This study compared 2 cohorts of severe Budd-Chiari patients treated with TIPS using bare or PTFE-covered stents, with a detailed and prospective long-term follow-up. The results of the present study clearly show that the use of PTFE-covered stents is associated with a marked and significant reduction in the incidence of TIPS dysfunction compared to that seen with the use of bare stents. Correspondingly, a significantly lower number of reinterventions, stents, and balloon angioplasty procedures were required in the PTFE group. This was observed without significant differences in the length of follow-up between both groups.
A trend toward a reduced number of clinically relevant TIPS dysfunction episodes was observed in the PTFE-covered group. It is possible that our close follow-up and early management may have prevented the appearance of additional clinically relevant dysfunction events in the bare-stent group, as has been suggested by other investigators,18, 31 but these events would have increased both the cost of the treatment and patient discomfort. Therefore, we estimate that the reduced reintervention rates and prosthesis requirements, the lower number of clinical recurrence, hospital admissions, and overall days in the hospital largely counterbalance the higher costs of the PTFE stents. However, this should be confirmed by additional specific studies.
Four patients that were censored from the bare-stent group, after repeated TIPS dysfunction with recurrence of severe symptoms, were treated with PTFE stents and included as new cases in the PTFE group. However, similar results were observed when these 4 patients were excluded from the PTFE group (primary patency rate, 18% vs. 60%). These results strongly support the contention that PTFE-covered stents provide better results for TIPS not only for cirrhosis but also for BCS. In addition, they emphasize the feasibility and efficacy of PTFE-covered stents used not only for de novo indications but also for the correction of TIPS dysfunction in patients with severe clinical recurrence.26, 30, 32

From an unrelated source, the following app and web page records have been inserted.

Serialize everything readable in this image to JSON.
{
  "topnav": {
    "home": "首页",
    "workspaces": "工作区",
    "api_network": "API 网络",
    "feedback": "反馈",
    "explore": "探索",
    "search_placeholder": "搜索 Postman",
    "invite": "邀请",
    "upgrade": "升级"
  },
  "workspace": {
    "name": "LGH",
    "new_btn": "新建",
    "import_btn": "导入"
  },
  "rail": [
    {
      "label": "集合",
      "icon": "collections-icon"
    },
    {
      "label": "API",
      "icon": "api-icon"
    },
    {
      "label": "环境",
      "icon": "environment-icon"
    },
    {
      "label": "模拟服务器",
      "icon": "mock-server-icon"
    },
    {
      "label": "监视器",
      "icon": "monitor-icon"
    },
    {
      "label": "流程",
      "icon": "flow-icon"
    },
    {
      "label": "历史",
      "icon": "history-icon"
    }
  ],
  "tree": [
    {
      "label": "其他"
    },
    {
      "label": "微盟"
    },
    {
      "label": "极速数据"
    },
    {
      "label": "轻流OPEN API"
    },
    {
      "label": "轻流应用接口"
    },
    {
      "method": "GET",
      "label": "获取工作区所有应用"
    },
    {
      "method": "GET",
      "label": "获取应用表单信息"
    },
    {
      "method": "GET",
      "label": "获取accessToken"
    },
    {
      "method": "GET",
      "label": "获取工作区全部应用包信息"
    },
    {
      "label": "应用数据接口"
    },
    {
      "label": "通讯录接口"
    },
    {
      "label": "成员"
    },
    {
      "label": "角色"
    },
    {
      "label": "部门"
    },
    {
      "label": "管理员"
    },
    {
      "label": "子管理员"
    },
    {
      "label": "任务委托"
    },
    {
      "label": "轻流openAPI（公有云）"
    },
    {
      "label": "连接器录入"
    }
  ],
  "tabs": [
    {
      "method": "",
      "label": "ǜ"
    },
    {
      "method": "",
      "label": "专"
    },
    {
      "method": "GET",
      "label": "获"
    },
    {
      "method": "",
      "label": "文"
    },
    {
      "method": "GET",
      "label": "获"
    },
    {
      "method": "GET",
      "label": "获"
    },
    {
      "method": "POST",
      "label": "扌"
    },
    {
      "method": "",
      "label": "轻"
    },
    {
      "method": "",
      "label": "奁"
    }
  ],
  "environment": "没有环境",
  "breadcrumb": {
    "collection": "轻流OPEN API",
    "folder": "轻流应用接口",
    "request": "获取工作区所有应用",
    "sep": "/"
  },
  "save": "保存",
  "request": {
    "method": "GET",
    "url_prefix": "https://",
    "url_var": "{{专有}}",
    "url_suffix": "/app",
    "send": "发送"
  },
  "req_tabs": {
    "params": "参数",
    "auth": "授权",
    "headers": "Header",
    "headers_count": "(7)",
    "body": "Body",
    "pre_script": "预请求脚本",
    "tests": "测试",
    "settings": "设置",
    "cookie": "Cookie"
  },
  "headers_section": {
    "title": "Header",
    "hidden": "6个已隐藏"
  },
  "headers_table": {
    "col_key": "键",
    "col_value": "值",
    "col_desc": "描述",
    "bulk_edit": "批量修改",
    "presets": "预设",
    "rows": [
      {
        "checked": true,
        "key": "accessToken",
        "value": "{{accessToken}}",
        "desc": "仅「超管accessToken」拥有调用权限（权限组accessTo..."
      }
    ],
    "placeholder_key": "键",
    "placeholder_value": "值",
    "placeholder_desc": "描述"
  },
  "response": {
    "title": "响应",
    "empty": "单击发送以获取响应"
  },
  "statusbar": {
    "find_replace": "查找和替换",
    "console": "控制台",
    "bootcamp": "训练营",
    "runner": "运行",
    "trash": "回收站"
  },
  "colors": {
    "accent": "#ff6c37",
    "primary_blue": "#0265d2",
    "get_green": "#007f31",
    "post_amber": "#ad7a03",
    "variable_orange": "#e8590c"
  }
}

Importantly, it should be noted that no Budd-Chiari patient in this series who was treated with a PTFE-covered stent developed liver infarcts. Liver infarcts have been reported after PTFE stents in patients with liver cirrhosis and are due, in most cases, to the obstruction of the hepatic vein by the covered stent. The lack of liver infarcts in our patients is not unexpected. Indeed, hepatic veins are already occluded in Budd-Chiari patients, and in most of our cases the liver puncture to the portal vein went through the liver parenchyma (departing from a hepatic vein stump and sometimes from the intrahepatic portion of the vena cava) and not through a hepatic vein.
In conclusion, this study showed a substantial benefit of PTFE-covered TIPS over bare stents for the treatment of clinically symptomatic BCS patients, with lower dysfunction rates and fewer reinterventions and prostheses used, and suggests that PTFE-covered stents should be used preferentially to treat these patients.
The authors thank Ms. M. A. Baringo, L. Rocabert, and R. Saez for their expert technical assistance, and M. Montaño for editorial support.